The early turkey catches the worm, right? Well, we bought an extra turkey last year (because we have a spare freezer, and the price per pound and deliciousness per bite were both excellent deals). Actually, we bought two extra turkeys, because that’s normal. One was cooked up months ago, and we decided that now is the perfect time for the second extra turkey.
We used Alton Brown’s “Classic Brined and Roasted Turkey” recipe, which yielded a wonderful turkey last year and a wonderful turkey this year.
Scott did a lot of research before he picked that recipe, and here’s one of the helpful tidbits that he learned. If you’re using a standard frozen turkey, there’s a really good chance that it contains a fair bit of sodium already. They’re basically pre-brined (unless you get a super fancy organic one, in which case you should read the label to see if it’s pre-brined or not). So if you’re using a frozen turkey and a recipe that calls for brining, you should probably skip that part. Look how much time you just saved!
I already told you that this makes a good turkey. Unfortunately, I didn’t get a picture of our good turkey. But trust me, it had perfectly golden brown skin and nice carrots and onions peeking out around the edges. It looked very much like the turkey above, minus Alton Brown’s face in the background.

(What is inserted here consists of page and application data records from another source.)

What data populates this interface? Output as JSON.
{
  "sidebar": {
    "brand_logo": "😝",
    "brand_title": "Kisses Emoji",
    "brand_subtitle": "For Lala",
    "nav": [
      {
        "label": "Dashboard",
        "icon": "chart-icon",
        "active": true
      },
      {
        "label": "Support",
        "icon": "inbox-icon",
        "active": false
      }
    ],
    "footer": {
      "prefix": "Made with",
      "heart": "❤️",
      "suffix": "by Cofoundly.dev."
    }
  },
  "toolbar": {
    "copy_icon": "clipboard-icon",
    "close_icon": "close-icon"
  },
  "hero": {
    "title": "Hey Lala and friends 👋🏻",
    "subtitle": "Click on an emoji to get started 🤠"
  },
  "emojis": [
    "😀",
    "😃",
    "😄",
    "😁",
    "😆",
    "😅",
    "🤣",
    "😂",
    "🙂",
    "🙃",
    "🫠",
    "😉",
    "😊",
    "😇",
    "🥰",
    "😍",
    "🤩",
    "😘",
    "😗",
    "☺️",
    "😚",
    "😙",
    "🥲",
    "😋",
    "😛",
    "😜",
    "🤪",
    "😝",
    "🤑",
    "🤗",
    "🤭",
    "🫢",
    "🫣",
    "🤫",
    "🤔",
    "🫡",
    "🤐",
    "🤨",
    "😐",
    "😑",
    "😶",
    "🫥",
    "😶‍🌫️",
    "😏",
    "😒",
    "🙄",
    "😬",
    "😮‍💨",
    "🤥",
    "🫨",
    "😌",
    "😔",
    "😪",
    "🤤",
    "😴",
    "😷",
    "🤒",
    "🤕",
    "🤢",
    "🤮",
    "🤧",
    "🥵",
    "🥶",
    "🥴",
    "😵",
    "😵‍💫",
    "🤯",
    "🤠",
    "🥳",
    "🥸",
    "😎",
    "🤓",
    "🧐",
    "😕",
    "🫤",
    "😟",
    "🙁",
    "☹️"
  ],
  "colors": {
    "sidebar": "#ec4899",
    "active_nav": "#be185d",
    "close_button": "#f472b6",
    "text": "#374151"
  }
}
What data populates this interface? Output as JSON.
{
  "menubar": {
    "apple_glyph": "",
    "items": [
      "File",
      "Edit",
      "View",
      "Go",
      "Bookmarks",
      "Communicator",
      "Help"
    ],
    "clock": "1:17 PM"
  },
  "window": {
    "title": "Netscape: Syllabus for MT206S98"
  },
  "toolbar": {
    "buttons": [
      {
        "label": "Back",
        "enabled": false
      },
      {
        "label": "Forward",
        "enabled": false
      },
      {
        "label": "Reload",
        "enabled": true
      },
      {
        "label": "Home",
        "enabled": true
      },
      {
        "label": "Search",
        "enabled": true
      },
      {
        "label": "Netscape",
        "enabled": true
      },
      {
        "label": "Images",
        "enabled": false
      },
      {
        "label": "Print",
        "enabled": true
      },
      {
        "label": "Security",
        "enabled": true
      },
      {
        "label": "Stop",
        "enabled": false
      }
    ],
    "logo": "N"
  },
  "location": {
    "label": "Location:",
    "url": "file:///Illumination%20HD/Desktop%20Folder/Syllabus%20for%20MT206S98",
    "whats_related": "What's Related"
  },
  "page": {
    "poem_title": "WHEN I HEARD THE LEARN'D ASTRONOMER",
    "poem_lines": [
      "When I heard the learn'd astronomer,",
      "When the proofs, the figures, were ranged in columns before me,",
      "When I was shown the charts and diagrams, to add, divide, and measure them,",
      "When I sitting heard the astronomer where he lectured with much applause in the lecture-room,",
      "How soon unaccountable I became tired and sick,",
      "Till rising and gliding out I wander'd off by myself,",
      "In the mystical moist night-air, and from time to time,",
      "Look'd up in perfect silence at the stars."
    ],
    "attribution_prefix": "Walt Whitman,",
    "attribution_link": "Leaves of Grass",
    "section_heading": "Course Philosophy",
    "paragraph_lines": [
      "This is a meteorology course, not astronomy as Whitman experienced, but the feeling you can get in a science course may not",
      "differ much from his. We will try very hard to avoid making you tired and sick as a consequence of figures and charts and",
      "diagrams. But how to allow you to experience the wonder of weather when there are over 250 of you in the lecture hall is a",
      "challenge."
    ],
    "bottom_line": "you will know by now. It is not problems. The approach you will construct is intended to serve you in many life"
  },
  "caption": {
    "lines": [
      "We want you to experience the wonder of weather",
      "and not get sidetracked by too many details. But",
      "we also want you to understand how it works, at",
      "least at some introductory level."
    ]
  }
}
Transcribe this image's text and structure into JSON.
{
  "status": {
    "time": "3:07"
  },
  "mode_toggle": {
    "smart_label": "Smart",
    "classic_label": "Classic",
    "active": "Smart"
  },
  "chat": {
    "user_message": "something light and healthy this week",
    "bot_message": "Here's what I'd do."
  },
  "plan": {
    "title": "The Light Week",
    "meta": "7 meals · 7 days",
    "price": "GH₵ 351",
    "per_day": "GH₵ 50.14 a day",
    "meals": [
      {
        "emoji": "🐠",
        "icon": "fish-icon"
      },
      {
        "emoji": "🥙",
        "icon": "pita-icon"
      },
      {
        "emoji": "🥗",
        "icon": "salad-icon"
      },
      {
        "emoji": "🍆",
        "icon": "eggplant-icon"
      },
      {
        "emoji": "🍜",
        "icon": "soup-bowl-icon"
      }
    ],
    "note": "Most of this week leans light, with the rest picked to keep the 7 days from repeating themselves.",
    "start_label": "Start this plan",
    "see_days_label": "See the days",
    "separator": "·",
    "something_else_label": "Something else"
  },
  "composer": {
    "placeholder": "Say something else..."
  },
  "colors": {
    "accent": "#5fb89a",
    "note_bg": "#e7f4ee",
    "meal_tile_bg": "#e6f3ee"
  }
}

And now? Well now we have leftover turkey to feed a crowd. Or us for a week. There will be pot pie and fried rice and lots of happy leftovers coming our way (and yours) soon. And that is why you should cook your turkey on November 3, not November 27.